If this misconception were real, I’d be rich by shamelessly charging every client $100K to have a one-time session with me. After all, by the end of our fifty short minutes together, you would have reaped all the therapeutic benefits there is and have changed – no, actually, evolved! – for the better. Clients usually arrive at our office with months, if not years, worth of built-up distress and stressors. Although there are those who are quicker to seek help before things take a turn for the worse, most clients are not ready to address their issues until they have been pushed against the wall and, even then, many are still resistant to soliciting or receiving help. The issues that have accumulated will take time for us to unravel and to unpack. Considering the fact that we only spend 50 minutes together each week, it will be difficult to produce any lasting changes during such a short period of time. The process could take weeks, months, or even years depending on the issues. I always tell the first-time clients who ask me, “how long will this take?” that it depends on many factors, but that they are free to decide how frequently and how long to see me as I am simply telling the truth and not trying to keep them in therapy forever for my own personal benefits. Thankfully, most of my long-term/regular clients see therapy as a part of their growth and a vehicle for prevention and maintenance, rather than a one-time pill. It is also these clients with whom I have the privilege of working together beyond the convention 6 to 12 sessions that have shown the most positive improvements that they themselves can see to keep them motivated.
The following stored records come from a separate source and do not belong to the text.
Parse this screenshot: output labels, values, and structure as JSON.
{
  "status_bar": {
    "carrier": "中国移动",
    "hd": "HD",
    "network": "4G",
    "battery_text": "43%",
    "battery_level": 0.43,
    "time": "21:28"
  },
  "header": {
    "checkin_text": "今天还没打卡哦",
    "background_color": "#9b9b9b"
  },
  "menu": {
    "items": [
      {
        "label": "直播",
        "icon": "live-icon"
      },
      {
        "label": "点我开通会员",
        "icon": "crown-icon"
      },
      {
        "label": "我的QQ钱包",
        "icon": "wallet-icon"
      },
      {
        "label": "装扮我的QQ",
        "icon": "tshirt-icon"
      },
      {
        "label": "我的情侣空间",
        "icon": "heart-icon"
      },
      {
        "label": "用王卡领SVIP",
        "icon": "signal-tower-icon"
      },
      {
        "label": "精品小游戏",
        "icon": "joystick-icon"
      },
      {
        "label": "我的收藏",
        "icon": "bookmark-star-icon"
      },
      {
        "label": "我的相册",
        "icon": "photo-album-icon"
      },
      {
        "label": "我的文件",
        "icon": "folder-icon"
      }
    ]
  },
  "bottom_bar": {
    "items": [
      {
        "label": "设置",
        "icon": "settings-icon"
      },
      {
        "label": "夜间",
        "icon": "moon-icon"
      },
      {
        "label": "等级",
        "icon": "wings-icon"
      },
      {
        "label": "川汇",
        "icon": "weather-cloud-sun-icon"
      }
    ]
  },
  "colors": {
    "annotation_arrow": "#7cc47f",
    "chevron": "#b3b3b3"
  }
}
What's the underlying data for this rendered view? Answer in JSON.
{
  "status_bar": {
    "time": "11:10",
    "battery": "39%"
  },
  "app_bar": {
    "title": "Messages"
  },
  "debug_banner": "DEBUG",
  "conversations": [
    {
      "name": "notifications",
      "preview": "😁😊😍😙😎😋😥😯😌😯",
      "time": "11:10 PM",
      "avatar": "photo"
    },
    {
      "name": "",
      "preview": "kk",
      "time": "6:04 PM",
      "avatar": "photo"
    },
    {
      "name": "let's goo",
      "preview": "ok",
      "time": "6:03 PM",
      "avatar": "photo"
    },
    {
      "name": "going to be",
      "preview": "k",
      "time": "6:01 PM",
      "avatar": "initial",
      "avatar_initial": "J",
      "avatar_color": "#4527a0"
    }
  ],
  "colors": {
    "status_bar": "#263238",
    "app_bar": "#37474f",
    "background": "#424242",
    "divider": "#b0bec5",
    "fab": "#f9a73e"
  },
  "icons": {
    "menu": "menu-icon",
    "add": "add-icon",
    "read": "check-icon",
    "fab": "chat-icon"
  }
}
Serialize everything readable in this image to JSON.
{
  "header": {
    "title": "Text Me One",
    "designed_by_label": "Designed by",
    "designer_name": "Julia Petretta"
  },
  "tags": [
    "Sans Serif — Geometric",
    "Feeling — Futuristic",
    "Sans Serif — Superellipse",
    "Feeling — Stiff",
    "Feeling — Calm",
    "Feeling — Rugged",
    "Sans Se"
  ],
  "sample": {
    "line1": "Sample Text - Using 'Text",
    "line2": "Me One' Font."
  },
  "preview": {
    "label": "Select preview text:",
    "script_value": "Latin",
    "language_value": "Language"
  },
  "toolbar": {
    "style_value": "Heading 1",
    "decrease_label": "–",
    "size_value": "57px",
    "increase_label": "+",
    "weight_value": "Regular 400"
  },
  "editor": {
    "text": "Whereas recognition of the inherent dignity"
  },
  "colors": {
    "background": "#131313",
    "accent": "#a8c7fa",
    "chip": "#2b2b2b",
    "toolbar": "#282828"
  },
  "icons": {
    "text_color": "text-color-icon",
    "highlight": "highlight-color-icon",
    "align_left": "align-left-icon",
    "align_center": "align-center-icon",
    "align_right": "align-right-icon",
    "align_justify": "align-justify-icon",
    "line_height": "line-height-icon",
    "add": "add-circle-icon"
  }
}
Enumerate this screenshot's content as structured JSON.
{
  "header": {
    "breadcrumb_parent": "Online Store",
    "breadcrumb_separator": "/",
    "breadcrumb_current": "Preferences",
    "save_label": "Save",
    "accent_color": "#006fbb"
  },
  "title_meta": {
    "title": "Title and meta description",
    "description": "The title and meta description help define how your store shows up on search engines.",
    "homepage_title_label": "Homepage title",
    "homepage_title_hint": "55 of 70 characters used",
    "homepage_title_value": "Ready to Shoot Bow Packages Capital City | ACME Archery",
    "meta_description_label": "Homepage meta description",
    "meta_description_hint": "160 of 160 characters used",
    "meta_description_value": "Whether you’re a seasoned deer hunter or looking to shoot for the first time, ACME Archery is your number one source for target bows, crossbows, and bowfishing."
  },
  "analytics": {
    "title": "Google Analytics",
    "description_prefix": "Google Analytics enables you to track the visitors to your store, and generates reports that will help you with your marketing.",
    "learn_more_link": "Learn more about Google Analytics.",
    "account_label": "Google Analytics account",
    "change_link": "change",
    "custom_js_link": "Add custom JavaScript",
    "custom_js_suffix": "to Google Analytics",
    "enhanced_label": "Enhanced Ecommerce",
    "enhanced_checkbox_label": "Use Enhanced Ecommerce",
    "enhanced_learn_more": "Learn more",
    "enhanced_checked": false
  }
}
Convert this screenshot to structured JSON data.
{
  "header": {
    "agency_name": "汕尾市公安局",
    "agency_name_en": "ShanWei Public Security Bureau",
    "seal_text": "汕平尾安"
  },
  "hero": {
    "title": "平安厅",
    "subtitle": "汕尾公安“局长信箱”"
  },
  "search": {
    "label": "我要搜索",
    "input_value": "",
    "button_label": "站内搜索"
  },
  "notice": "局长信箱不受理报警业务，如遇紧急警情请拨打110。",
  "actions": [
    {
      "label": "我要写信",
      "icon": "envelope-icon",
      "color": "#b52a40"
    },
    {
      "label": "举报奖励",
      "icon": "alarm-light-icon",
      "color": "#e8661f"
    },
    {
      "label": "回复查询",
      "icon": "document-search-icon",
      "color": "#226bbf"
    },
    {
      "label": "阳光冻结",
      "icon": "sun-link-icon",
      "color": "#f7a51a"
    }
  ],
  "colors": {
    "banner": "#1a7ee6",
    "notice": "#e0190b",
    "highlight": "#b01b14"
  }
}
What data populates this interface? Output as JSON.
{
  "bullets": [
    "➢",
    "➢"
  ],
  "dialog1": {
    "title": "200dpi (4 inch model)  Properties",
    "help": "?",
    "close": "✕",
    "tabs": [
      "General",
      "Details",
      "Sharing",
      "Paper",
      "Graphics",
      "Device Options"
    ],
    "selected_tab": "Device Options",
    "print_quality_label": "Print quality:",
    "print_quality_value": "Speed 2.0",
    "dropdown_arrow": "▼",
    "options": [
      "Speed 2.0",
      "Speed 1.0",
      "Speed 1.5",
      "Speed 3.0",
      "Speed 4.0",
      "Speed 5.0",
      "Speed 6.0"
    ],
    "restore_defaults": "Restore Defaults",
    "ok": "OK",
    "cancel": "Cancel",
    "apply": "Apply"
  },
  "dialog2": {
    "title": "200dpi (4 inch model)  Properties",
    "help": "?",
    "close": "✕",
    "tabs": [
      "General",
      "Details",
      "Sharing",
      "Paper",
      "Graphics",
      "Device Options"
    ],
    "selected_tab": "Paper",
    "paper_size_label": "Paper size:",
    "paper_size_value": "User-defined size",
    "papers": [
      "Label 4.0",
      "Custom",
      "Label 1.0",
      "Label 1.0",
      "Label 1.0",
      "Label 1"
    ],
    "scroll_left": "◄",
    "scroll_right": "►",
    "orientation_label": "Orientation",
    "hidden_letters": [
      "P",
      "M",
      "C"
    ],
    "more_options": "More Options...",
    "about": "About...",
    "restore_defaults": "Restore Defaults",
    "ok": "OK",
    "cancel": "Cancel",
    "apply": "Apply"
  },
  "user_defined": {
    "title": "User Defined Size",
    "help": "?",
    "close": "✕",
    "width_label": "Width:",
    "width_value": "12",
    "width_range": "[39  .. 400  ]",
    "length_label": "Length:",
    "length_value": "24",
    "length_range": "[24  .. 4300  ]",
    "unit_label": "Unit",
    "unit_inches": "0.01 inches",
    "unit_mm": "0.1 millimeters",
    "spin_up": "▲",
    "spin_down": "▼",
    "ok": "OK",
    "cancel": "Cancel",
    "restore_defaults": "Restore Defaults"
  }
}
Misconception #3: Professionals all have their acts together and are above “normal” human beings.

It is the honest truth that we are human beings, too, each with our own flaws, personal challenges, or even past trauma. Thinking of us mental-health professionals as someone who has the answer to everything and who does no wrong puts an unrealistic expectation on us and on our professional relationship. I find that, rather than my professional skills and expertise, it is more of my therapeutic approach and mannerism, supplemented by the occasional self-disclosure and demonstration of foibles and related learnings that keep me connected and relatable to my clients, even if I do not always share the same or similar life experiences.

I have the working hypothesis that perhaps one of the reasons why clients are not willing to accept the flaws and foibles that make us mental-health professionals is because they also cannot accept their own humanity with distinct weaknesses and limitations. It is a way of projection and a defense mechanism that is one of the most difficult to detect and accept. For these clients, I hope to help them see that I am not without my own challenges: I can cry, get frustrated, or become ill and hospitalized – well, quarantined for a deadly disease and almost died not of my own volition, but that is another story! However, it is through these difficulties and motivation to overcome them that I came to be in this helping profession to support people in their own healing journey.

[Original blog post from “Flourishing Hearts Psychotherapy & Counselling Services Inc” can be found here]